The Garmin Lily isn’t a sports watch anywhere, but it still has several training modes: walking, running, treadmill running, cardio training, strength training, swimming in the pool, and cycling. In addition, thanks to the integrated heart rate sensor, the watch is well acquainted with your heart rate during training and rest.
And Lily doesn’t have integrated GPS but can retrieve GPS information from a connected smartphone. Most of us always have a phone with them anyway, and in my experience, the watch got connected to the phone very quickly at the beginning of training – much faster than it takes time for some cooler sports to watch to receive a GPS signal. Of course, this may depend on the specific phone, the quality of the Bluetooth connection, and even how deep into your bag your phone is hidden. Of course, if you like to keep your phone in power-saving mode, which does not allow the watch to stay in touch with the application, this feature will not work exactly.

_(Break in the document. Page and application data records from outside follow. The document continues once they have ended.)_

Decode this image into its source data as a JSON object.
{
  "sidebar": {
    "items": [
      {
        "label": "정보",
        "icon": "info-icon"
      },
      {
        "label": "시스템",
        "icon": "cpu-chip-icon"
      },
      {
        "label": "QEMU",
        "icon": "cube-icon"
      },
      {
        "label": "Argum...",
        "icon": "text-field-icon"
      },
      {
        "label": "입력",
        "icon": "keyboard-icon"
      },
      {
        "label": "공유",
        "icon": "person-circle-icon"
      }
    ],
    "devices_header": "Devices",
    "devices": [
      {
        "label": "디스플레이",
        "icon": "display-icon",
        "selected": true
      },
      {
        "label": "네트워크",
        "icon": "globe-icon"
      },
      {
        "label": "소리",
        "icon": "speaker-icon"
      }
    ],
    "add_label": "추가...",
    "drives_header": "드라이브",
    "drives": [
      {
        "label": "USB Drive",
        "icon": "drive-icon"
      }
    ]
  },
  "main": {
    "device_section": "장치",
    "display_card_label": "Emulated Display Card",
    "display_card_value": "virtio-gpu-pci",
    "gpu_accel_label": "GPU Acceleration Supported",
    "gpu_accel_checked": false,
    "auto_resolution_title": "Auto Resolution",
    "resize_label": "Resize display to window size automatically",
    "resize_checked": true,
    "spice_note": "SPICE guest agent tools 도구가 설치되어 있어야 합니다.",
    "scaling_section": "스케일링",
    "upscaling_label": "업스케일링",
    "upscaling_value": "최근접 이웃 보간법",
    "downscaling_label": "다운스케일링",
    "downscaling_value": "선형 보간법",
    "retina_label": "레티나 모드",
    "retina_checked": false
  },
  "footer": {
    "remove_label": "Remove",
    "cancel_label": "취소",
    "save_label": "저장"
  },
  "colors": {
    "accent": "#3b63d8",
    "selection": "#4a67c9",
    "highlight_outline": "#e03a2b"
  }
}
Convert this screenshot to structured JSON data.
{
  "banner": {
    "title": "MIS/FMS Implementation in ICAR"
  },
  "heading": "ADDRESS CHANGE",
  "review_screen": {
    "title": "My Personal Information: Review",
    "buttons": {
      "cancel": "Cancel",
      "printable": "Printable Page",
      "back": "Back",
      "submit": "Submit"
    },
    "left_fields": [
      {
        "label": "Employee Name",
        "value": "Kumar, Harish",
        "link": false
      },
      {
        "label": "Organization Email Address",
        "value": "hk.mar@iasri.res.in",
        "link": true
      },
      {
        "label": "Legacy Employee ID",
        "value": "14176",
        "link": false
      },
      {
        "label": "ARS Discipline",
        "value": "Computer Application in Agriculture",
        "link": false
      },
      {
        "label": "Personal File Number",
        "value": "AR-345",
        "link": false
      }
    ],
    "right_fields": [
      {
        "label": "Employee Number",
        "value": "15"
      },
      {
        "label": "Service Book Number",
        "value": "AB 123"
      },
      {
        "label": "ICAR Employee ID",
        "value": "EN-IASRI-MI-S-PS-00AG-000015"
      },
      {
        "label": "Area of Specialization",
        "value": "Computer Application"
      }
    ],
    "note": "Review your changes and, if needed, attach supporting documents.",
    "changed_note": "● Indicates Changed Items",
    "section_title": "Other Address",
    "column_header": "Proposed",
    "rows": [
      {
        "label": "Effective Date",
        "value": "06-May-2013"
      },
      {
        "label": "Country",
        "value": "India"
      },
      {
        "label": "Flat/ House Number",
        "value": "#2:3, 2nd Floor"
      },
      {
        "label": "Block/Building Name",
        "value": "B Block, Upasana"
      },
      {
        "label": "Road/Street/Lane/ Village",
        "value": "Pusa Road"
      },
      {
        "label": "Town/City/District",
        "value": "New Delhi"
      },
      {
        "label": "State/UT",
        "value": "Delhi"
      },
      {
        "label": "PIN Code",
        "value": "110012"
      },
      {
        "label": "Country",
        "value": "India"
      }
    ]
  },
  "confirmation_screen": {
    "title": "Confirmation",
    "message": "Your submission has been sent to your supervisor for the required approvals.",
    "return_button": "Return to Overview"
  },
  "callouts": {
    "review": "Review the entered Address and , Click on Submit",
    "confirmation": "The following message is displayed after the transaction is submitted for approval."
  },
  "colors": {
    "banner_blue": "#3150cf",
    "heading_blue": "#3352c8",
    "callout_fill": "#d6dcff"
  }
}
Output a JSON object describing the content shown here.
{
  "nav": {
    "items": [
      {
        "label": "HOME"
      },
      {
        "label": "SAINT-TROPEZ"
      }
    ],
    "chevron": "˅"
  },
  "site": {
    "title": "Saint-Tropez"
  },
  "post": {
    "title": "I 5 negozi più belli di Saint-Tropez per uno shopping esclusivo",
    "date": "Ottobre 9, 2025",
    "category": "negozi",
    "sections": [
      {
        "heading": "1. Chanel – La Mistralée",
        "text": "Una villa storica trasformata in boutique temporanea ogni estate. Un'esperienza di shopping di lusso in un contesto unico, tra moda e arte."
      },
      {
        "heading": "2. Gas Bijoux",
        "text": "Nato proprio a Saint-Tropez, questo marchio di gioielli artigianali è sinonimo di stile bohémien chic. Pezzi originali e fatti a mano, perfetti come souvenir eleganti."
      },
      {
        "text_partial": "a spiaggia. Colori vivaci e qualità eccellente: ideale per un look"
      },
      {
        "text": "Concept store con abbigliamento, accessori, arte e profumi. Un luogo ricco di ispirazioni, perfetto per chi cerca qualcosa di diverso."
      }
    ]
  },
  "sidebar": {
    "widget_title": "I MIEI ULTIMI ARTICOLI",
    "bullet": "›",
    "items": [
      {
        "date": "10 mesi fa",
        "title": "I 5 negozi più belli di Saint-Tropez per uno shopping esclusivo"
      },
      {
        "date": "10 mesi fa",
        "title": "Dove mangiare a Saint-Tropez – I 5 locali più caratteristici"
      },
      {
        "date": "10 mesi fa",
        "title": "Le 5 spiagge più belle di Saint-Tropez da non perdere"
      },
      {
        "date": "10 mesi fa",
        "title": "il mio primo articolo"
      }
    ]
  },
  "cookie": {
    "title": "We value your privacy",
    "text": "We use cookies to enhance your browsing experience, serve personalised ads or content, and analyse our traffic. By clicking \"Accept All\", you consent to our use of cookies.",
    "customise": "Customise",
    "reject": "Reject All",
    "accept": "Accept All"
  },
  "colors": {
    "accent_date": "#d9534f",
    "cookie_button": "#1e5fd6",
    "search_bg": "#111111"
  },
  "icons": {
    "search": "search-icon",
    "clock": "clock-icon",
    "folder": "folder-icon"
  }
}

The clock can also be set to detect a workout automatically. Still, in this case, it does not connect to the phone or receive GPS information from it, so it may be inaccurate and may not allow you to study the workout route on the map at the end of a running or walking lap.
Garmin Lily is a beautifully designed activity watch dedicated to health rather than sports. It’s the perfect choice for those who don’t need a smart gadget lately but appreciate the in-depth activity and health monitoring, as well as simpler smart features like phone alerts, the weather forecast on your wrist, and control of your phone’s music app.
The Lily is even equipped with several training modes. The lack of an integrated GPS can’t be overwhelmed – marathon trainers aren’t the target of Garmin Lily anyway, and the GPS feature connected to the phone works very smoothly. So you could say that the Garmin Lily is an accurate activity monitor and health monitor but mediocre sports and smartwatch. Fortunately, her beautiful appearance compensates for what is missing inside.